■ Assignment
Repeat, exactly as written, the lines from the one with "What data populates" to the final line of the listing, and keep every picture out.

------------

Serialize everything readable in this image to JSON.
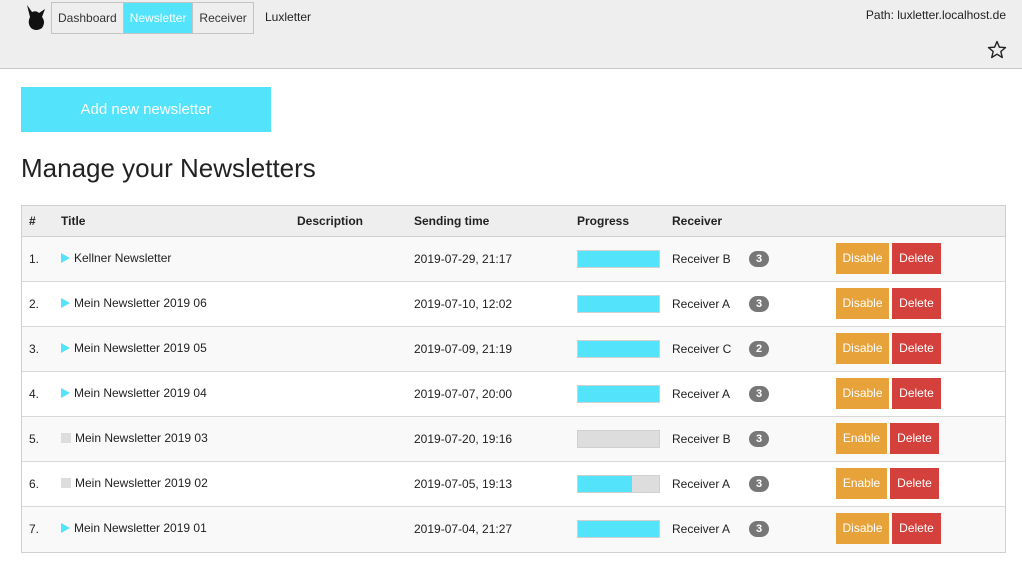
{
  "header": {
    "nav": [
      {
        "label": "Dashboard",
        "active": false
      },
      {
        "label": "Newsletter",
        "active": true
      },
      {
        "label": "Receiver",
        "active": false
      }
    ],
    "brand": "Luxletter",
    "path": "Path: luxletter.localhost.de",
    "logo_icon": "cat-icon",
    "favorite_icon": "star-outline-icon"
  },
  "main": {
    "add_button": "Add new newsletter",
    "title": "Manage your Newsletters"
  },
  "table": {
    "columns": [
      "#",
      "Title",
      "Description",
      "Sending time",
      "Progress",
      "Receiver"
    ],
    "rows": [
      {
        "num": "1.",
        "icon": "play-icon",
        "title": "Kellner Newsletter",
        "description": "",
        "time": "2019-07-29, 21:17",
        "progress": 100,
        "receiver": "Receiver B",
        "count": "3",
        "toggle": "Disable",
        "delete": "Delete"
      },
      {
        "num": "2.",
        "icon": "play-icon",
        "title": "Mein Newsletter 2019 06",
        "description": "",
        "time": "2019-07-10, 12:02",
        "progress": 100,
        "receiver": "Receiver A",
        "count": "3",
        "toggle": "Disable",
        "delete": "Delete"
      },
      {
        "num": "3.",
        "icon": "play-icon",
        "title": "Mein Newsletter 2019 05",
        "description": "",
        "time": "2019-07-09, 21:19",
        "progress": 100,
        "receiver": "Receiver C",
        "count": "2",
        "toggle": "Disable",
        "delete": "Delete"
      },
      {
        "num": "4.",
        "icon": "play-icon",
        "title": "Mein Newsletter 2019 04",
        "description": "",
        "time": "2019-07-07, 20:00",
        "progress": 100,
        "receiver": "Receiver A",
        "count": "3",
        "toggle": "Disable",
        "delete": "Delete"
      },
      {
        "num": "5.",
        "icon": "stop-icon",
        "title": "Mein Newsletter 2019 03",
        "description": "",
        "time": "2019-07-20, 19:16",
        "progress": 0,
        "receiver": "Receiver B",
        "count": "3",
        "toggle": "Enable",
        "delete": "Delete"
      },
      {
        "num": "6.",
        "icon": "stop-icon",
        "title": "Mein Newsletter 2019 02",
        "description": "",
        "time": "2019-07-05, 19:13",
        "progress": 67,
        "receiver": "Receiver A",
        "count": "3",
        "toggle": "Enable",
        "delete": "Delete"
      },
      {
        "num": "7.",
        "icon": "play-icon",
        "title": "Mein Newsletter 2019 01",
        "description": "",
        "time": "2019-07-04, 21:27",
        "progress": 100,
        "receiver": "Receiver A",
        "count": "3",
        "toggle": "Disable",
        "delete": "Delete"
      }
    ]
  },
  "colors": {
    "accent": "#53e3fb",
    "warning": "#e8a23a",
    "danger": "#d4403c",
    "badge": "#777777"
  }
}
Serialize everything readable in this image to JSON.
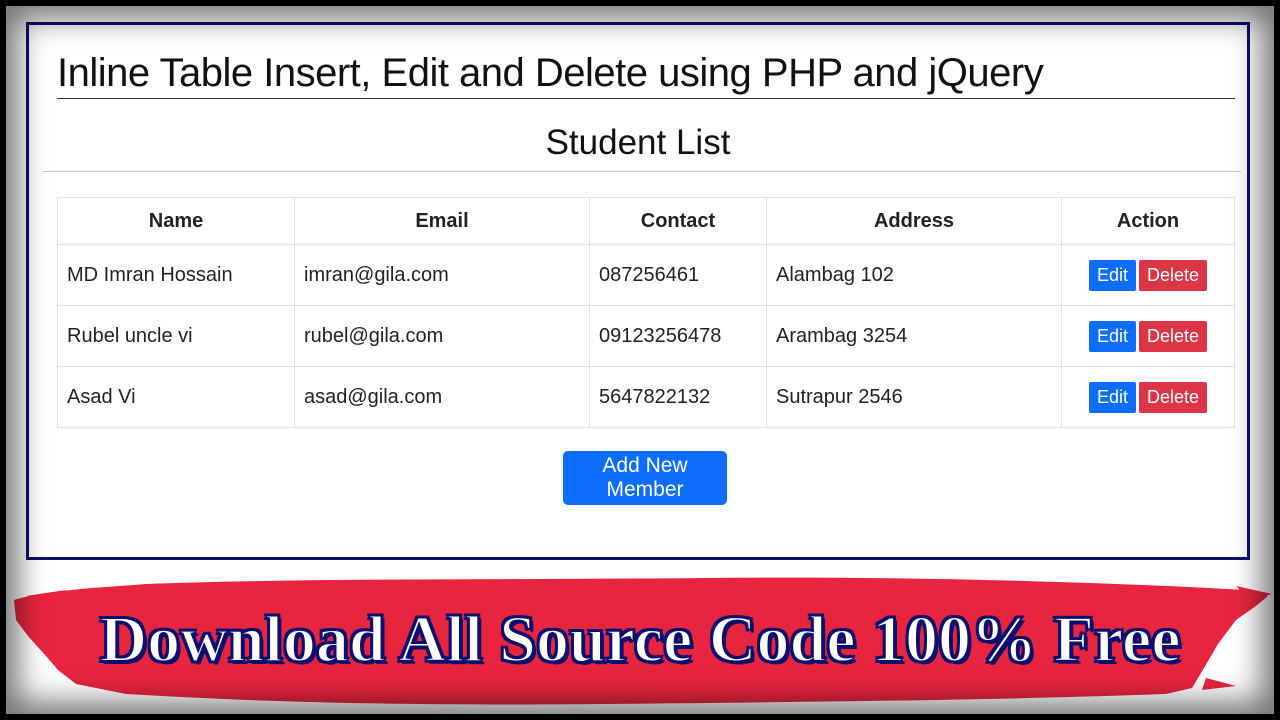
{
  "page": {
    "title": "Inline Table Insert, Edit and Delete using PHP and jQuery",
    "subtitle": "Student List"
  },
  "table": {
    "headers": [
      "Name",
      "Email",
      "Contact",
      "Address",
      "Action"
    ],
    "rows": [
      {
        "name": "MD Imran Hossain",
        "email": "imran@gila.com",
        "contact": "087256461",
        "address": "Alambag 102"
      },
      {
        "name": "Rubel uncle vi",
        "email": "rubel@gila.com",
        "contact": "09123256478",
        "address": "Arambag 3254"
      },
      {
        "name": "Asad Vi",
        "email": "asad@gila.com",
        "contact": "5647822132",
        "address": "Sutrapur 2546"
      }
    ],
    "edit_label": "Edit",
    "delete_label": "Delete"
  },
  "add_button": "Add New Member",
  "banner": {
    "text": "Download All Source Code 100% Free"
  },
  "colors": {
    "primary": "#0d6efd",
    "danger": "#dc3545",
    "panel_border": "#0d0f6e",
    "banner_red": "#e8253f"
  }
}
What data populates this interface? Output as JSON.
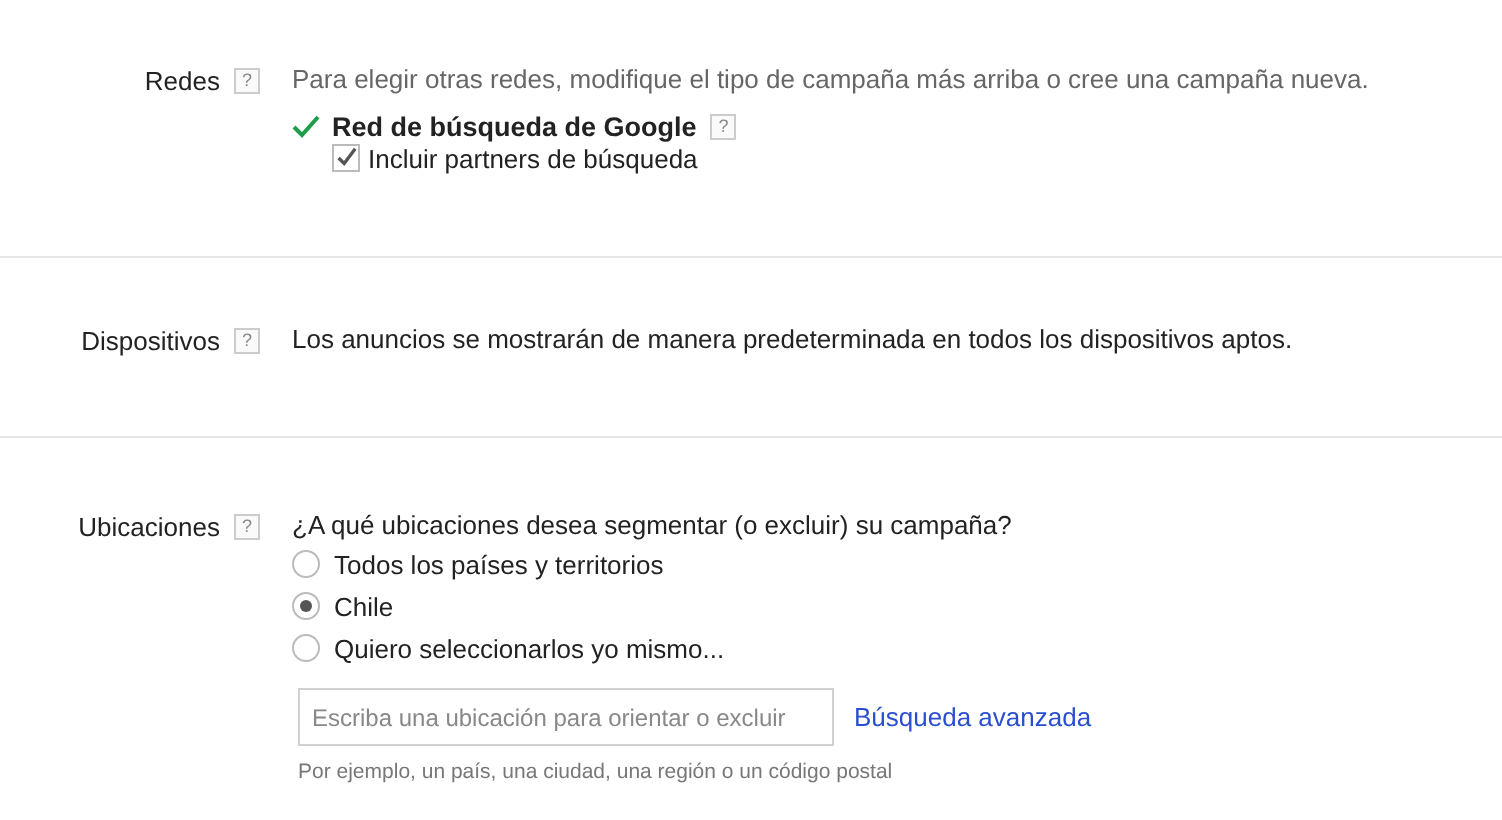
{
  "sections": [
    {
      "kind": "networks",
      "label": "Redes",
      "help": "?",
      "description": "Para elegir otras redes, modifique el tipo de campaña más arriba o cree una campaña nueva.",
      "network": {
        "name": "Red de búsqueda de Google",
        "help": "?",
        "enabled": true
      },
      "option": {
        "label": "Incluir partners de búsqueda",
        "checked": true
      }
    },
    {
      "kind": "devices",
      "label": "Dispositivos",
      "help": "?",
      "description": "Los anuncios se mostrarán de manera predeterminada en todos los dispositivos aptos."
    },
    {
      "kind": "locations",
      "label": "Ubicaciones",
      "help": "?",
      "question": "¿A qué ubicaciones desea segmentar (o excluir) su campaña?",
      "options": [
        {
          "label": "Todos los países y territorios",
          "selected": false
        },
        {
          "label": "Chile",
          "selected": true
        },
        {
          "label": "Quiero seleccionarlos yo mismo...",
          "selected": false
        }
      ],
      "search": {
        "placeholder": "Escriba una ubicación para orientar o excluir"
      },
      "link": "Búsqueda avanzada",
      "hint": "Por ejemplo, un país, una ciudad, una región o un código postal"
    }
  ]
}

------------

■ Response for this exercise
What data populates this interface? Output as JSON.
{
  "sections": [
    {
      "kind": "networks",
      "label": "Redes",
      "help": "?",
      "description": "Para elegir otras redes, modifique el tipo de campaña más arriba o cree una campaña nueva.",
      "network": {
        "name": "Red de búsqueda de Google",
        "help": "?",
        "enabled": true
      },
      "option": {
        "label": "Incluir partners de búsqueda",
        "checked": true
      }
    },
    {
      "kind": "devices",
      "label": "Dispositivos",
      "help": "?",
      "description": "Los anuncios se mostrarán de manera predeterminada en todos los dispositivos aptos."
    },
    {
      "kind": "locations",
      "label": "Ubicaciones",
      "help": "?",
      "question": "¿A qué ubicaciones desea segmentar (o excluir) su campaña?",
      "options": [
        {
          "label": "Todos los países y territorios",
          "selected": false
        },
        {
          "label": "Chile",
          "selected": true
        },
        {
          "label": "Quiero seleccionarlos yo mismo...",
          "selected": false
        }
      ],
      "search": {
        "placeholder": "Escriba una ubicación para orientar o excluir"
      },
      "link": "Búsqueda avanzada",
      "hint": "Por ejemplo, un país, una ciudad, una región o un código postal"
    }
  ]
}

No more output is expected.